This November 2 states voted to make the recreational use of Marijuana legal. Colorado and Washington State voters cast their ballots on November 2, 2012 permitting legal Marijuana use by their citizens. Governor Hikenlooper was not in favor of the measure, but did not have any veto power to stop it. According to a story by Fox News he approved the measure by executive order on December 10 because he believed he should not overrule the wishes of the people.
State Marijuana Laws At Odds With Federal Drug Laws
Both Colorado and Washington still need to work out Marijuana use regulations which will be written next year. Adults over the age of 21 will be allowed to have up to an ounce of Marijuana or six plants but the public use and sale of it is still illegal. Although these two states are allowing the recreational use of Marijuana, they are at odds with Federal law which prohibits Marijuana possession and use.
There has been a lot of speculation on what the outcome will be if Colorado and Washington continue to allow pot use while the Federal government outlaws it. This has also brought up a lot of debate on how Marijuana affects driving. Even though recreational pot use will be allowed, it is still a crime to use drugs and/or alcohol and drive and this includes marijuana. The states are going to have to figure out how they are going to regulate the amount of pot in a person that will cause impairment that is comparable to the amount of alcohol that constitutes driving impaired.
Some proponents for safe driving believe that even people who smoke regular cigarettes should not be allowed to smoke and drive because it is just another distraction on the same level as electronic devices like cell phones. Add Marijuana to the mix and they believe distracted driving accidents may increase dramatically.
Determining Marijuana Impairment While Driving Might be Hard to Prove

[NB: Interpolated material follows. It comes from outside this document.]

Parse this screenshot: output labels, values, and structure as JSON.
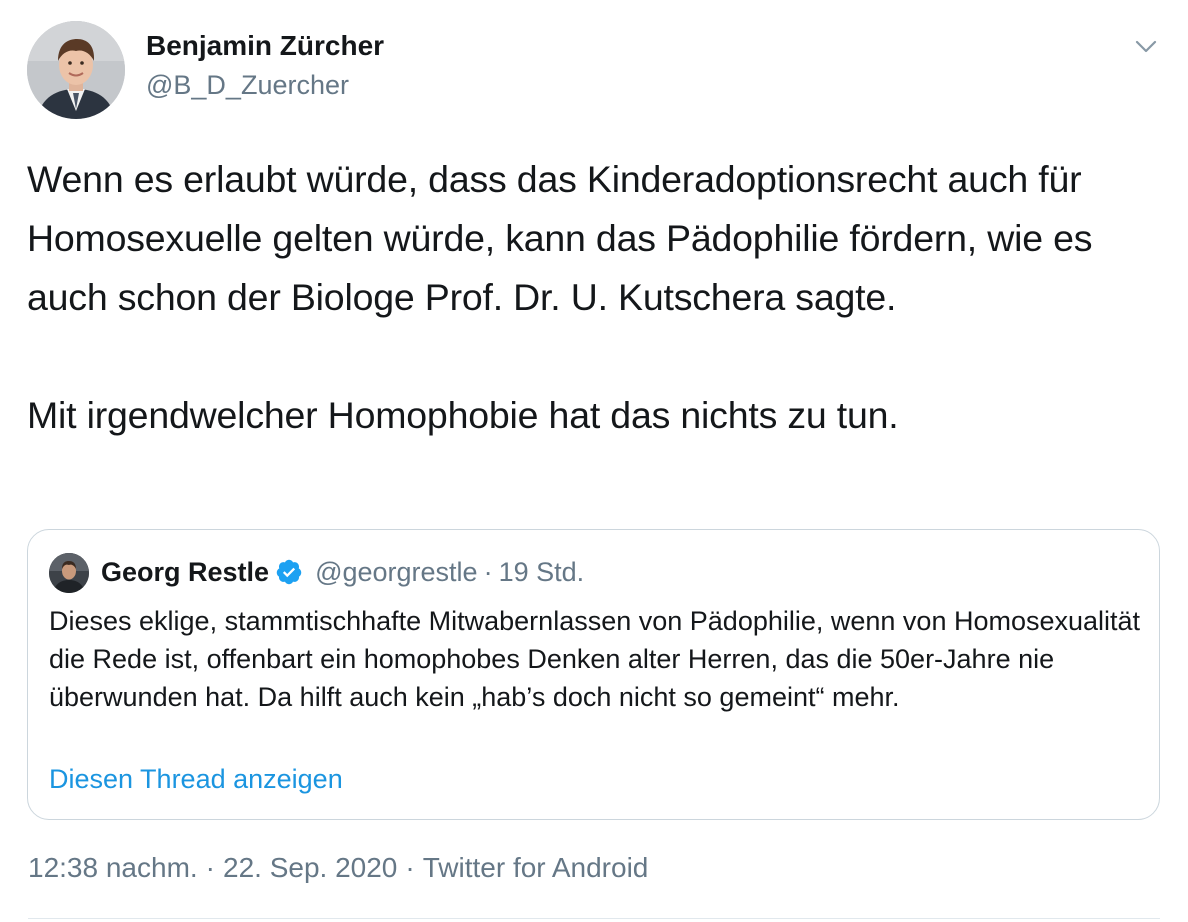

Police have years of experience with drunk drivers and they are aided by being able to administer a breathalyzer test to determine the amount of alcohol in a person's bloodstream. With marijuana there is no easy way to determine how much of the mood altering drug is in their system and no regulations as of yet which sets an amount as being over-the-limit. In addition, one blood test for marijuana checks for the presence of the chemical THC. This chemical in marijuana gets stored in a persons body fat for weeks after use and would indicate that a person had used marijuana, but not when such as just before driving.